### [What you are asked to do]
The required result is every line of the records that includes "priority".

### [Records for the task]
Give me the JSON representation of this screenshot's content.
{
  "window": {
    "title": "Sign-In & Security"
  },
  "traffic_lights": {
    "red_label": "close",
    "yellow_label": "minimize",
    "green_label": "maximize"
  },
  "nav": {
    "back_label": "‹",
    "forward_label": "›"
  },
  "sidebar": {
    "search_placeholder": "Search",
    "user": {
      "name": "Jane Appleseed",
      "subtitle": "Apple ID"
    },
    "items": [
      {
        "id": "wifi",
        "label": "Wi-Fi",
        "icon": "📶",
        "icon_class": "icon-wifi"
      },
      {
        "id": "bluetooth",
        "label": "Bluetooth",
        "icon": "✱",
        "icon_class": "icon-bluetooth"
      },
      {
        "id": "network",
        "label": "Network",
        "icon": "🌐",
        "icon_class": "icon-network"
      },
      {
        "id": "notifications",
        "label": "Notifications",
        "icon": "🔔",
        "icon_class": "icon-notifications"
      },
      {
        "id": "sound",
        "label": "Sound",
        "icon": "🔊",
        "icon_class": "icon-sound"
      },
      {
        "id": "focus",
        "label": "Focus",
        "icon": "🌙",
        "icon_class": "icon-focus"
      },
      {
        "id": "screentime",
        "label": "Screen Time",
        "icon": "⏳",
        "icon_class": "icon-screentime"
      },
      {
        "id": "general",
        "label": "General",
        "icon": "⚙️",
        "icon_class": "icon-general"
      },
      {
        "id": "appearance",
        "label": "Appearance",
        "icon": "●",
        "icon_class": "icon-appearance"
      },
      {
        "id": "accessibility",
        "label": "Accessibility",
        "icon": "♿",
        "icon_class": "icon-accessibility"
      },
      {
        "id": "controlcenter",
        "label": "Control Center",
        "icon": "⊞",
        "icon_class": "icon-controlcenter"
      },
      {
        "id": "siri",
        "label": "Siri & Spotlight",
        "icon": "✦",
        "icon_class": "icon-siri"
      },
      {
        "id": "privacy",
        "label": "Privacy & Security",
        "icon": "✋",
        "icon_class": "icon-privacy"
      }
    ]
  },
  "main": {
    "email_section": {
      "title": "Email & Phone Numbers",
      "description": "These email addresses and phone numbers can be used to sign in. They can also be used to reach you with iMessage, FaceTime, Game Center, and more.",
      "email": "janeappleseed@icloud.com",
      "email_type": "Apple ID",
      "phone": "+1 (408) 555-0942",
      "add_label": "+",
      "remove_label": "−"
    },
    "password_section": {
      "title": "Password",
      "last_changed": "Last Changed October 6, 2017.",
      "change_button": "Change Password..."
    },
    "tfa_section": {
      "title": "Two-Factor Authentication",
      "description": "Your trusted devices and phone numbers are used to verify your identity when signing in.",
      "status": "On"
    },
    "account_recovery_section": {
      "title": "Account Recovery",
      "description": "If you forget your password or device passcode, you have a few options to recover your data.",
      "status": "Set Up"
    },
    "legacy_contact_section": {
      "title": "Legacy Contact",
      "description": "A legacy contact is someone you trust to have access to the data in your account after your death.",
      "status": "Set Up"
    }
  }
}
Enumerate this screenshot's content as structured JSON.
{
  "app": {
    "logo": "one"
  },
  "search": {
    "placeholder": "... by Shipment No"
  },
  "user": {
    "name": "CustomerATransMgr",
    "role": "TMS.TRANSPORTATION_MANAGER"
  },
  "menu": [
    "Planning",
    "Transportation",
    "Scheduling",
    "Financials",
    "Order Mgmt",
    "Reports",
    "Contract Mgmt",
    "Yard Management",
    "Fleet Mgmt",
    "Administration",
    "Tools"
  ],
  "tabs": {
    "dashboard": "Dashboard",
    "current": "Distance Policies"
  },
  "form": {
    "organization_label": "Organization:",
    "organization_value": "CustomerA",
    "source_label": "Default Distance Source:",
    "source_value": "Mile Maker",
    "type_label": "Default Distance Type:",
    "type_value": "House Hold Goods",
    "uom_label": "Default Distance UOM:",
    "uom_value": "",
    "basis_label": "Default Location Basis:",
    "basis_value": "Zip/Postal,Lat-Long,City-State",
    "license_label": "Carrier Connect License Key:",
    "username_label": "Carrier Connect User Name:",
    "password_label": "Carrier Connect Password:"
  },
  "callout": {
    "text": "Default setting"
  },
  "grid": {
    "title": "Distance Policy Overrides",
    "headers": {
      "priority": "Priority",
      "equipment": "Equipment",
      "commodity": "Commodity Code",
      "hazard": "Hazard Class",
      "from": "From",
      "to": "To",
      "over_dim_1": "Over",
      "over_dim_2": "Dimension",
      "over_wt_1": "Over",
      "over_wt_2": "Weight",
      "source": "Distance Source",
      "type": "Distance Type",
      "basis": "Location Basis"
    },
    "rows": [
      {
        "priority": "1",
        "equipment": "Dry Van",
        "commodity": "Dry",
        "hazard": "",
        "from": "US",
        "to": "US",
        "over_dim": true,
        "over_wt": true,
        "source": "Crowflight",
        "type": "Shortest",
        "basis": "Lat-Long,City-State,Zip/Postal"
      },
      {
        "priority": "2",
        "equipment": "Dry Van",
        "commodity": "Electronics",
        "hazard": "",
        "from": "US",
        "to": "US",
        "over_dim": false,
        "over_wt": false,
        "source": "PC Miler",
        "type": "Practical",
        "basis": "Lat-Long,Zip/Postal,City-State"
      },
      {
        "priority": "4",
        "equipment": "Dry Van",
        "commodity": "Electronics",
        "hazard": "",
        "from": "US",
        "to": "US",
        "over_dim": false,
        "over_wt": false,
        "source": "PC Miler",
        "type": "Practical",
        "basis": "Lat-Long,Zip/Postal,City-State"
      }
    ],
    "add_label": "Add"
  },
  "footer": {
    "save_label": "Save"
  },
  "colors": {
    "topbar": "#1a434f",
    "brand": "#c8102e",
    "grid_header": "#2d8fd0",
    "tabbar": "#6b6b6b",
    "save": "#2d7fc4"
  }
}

### [Solved problem]
      "priority": "Priority",
        "priority": "1",
        "priority": "2",
        "priority": "4",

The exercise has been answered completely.